Problem to solve> Below is a set of records. Repeat all of them exactly.

[Data supplied — start]

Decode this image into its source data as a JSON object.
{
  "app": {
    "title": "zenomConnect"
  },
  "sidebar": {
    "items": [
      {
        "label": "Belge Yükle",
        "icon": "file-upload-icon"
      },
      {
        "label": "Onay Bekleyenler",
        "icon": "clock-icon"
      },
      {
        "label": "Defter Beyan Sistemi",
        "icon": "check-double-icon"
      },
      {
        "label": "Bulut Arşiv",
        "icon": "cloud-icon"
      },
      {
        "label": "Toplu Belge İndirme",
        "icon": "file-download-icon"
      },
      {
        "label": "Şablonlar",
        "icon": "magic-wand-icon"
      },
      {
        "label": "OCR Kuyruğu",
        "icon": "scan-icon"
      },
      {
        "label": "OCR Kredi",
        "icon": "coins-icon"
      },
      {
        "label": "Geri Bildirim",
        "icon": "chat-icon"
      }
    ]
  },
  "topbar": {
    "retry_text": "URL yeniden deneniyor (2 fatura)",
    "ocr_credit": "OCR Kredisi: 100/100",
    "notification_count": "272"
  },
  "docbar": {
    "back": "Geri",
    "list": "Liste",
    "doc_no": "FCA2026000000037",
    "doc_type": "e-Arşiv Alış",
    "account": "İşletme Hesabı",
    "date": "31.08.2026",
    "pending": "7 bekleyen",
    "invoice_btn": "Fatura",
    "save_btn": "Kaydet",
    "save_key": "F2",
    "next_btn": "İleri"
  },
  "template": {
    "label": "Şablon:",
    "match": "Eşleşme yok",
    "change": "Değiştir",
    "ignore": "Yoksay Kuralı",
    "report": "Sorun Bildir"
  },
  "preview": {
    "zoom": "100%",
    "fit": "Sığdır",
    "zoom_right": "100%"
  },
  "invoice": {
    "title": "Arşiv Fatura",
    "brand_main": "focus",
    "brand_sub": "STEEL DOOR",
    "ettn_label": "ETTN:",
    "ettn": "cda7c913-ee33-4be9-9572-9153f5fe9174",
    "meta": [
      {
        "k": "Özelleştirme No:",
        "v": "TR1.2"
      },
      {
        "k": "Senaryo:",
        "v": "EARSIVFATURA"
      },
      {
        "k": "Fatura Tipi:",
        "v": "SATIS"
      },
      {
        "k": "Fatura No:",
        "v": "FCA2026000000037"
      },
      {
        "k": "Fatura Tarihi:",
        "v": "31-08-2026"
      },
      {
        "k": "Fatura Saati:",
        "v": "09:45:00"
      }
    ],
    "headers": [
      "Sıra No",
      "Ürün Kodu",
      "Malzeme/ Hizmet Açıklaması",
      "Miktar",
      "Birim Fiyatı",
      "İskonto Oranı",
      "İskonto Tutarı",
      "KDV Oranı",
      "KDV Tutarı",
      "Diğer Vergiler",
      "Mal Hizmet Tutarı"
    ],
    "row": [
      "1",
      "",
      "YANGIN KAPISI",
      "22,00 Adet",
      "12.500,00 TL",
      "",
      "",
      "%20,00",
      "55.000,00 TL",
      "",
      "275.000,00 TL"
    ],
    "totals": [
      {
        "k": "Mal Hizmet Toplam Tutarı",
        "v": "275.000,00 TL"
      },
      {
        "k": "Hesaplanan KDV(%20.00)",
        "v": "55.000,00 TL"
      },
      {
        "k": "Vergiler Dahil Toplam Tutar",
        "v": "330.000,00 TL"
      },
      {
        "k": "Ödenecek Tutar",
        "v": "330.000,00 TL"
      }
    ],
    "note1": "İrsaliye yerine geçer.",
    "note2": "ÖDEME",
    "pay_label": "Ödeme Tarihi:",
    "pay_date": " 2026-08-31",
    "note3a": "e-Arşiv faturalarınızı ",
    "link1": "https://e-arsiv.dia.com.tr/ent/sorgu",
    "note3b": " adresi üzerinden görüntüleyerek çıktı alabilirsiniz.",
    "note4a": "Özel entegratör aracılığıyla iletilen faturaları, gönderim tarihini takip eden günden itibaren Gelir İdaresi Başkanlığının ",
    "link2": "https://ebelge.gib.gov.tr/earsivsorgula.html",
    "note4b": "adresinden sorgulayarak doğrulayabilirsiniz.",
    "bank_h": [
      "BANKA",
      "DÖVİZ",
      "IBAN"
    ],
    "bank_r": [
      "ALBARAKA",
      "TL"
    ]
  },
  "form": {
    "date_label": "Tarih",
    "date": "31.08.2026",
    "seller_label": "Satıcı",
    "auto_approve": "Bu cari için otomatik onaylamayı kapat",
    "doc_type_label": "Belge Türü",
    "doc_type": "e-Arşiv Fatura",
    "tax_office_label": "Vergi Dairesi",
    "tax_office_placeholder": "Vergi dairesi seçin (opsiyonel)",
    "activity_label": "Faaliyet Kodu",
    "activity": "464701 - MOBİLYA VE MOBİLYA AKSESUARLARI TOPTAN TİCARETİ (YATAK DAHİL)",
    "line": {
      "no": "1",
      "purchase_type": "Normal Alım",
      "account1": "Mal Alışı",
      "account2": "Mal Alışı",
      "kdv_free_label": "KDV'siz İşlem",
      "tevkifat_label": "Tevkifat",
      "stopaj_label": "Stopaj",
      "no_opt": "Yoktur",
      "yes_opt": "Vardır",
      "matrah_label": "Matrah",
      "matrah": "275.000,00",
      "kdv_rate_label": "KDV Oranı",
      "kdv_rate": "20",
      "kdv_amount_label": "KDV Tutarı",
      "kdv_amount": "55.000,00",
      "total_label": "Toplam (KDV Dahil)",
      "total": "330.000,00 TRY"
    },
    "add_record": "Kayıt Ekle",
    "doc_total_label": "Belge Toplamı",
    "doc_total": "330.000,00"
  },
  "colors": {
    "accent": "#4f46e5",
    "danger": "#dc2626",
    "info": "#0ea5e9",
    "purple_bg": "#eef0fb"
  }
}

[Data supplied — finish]

Solved exercise>
Decode this image into its source data as a JSON object.
{
  "app": {
    "title": "zenomConnect"
  },
  "sidebar": {
    "items": [
      {
        "label": "Belge Yükle",
        "icon": "file-upload-icon"
      },
      {
        "label": "Onay Bekleyenler",
        "icon": "clock-icon"
      },
      {
        "label": "Defter Beyan Sistemi",
        "icon": "check-double-icon"
      },
      {
        "label": "Bulut Arşiv",
        "icon": "cloud-icon"
      },
      {
        "label": "Toplu Belge İndirme",
        "icon": "file-download-icon"
      },
      {
        "label": "Şablonlar",
        "icon": "magic-wand-icon"
      },
      {
        "label": "OCR Kuyruğu",
        "icon": "scan-icon"
      },
      {
        "label": "OCR Kredi",
        "icon": "coins-icon"
      },
      {
        "label": "Geri Bildirim",
        "icon": "chat-icon"
      }
    ]
  },
  "topbar": {
    "retry_text": "URL yeniden deneniyor (2 fatura)",
    "ocr_credit": "OCR Kredisi: 100/100",
    "notification_count": "272"
  },
  "docbar": {
    "back": "Geri",
    "list": "Liste",
    "doc_no": "FCA2026000000037",
    "doc_type": "e-Arşiv Alış",
    "account": "İşletme Hesabı",
    "date": "31.08.2026",
    "pending": "7 bekleyen",
    "invoice_btn": "Fatura",
    "save_btn": "Kaydet",
    "save_key": "F2",
    "next_btn": "İleri"
  },
  "template": {
    "label": "Şablon:",
    "match": "Eşleşme yok",
    "change": "Değiştir",
    "ignore": "Yoksay Kuralı",
    "report": "Sorun Bildir"
  },
  "preview": {
    "zoom": "100%",
    "fit": "Sığdır",
    "zoom_right": "100%"
  },
  "invoice": {
    "title": "Arşiv Fatura",
    "brand_main": "focus",
    "brand_sub": "STEEL DOOR",
    "ettn_label": "ETTN:",
    "ettn": "cda7c913-ee33-4be9-9572-9153f5fe9174",
    "meta": [
      {
        "k": "Özelleştirme No:",
        "v": "TR1.2"
      },
      {
        "k": "Senaryo:",
        "v": "EARSIVFATURA"
      },
      {
        "k": "Fatura Tipi:",
        "v": "SATIS"
      },
      {
        "k": "Fatura No:",
        "v": "FCA2026000000037"
      },
      {
        "k": "Fatura Tarihi:",
        "v": "31-08-2026"
      },
      {
        "k": "Fatura Saati:",
        "v": "09:45:00"
      }
    ],
    "headers": [
      "Sıra No",
      "Ürün Kodu",
      "Malzeme/ Hizmet Açıklaması",
      "Miktar",
      "Birim Fiyatı",
      "İskonto Oranı",
      "İskonto Tutarı",
      "KDV Oranı",
      "KDV Tutarı",
      "Diğer Vergiler",
      "Mal Hizmet Tutarı"
    ],
    "row": [
      "1",
      "",
      "YANGIN KAPISI",
      "22,00 Adet",
      "12.500,00 TL",
      "",
      "",
      "%20,00",
      "55.000,00 TL",
      "",
      "275.000,00 TL"
    ],
    "totals": [
      {
        "k": "Mal Hizmet Toplam Tutarı",
        "v": "275.000,00 TL"
      },
      {
        "k": "Hesaplanan KDV(%20.00)",
        "v": "55.000,00 TL"
      },
      {
        "k": "Vergiler Dahil Toplam Tutar",
        "v": "330.000,00 TL"
      },
      {
        "k": "Ödenecek Tutar",
        "v": "330.000,00 TL"
      }
    ],
    "note1": "İrsaliye yerine geçer.",
    "note2": "ÖDEME",
    "pay_label": "Ödeme Tarihi:",
    "pay_date": " 2026-08-31",
    "note3a": "e-Arşiv faturalarınızı ",
    "link1": "https://e-arsiv.dia.com.tr/ent/sorgu",
    "note3b": " adresi üzerinden görüntüleyerek çıktı alabilirsiniz.",
    "note4a": "Özel entegratör aracılığıyla iletilen faturaları, gönderim tarihini takip eden günden itibaren Gelir İdaresi Başkanlığının ",
    "link2": "https://ebelge.gib.gov.tr/earsivsorgula.html",
    "note4b": "adresinden sorgulayarak doğrulayabilirsiniz.",
    "bank_h": [
      "BANKA",
      "DÖVİZ",
      "IBAN"
    ],
    "bank_r": [
      "ALBARAKA",
      "TL"
    ]
  },
  "form": {
    "date_label": "Tarih",
    "date": "31.08.2026",
    "seller_label": "Satıcı",
    "auto_approve": "Bu cari için otomatik onaylamayı kapat",
    "doc_type_label": "Belge Türü",
    "doc_type": "e-Arşiv Fatura",
    "tax_office_label": "Vergi Dairesi",
    "tax_office_placeholder": "Vergi dairesi seçin (opsiyonel)",
    "activity_label": "Faaliyet Kodu",
    "activity": "464701 - MOBİLYA VE MOBİLYA AKSESUARLARI TOPTAN TİCARETİ (YATAK DAHİL)",
    "line": {
      "no": "1",
      "purchase_type": "Normal Alım",
      "account1": "Mal Alışı",
      "account2": "Mal Alışı",
      "kdv_free_label": "KDV'siz İşlem",
      "tevkifat_label": "Tevkifat",
      "stopaj_label": "Stopaj",
      "no_opt": "Yoktur",
      "yes_opt": "Vardır",
      "matrah_label": "Matrah",
      "matrah": "275.000,00",
      "kdv_rate_label": "KDV Oranı",
      "kdv_rate": "20",
      "kdv_amount_label": "KDV Tutarı",
      "kdv_amount": "55.000,00",
      "total_label": "Toplam (KDV Dahil)",
      "total": "330.000,00 TRY"
    },
    "add_record": "Kayıt Ekle",
    "doc_total_label": "Belge Toplamı",
    "doc_total": "330.000,00"
  },
  "colors": {
    "accent": "#4f46e5",
    "danger": "#dc2626",
    "info": "#0ea5e9",
    "purple_bg": "#eef0fb"
  }
}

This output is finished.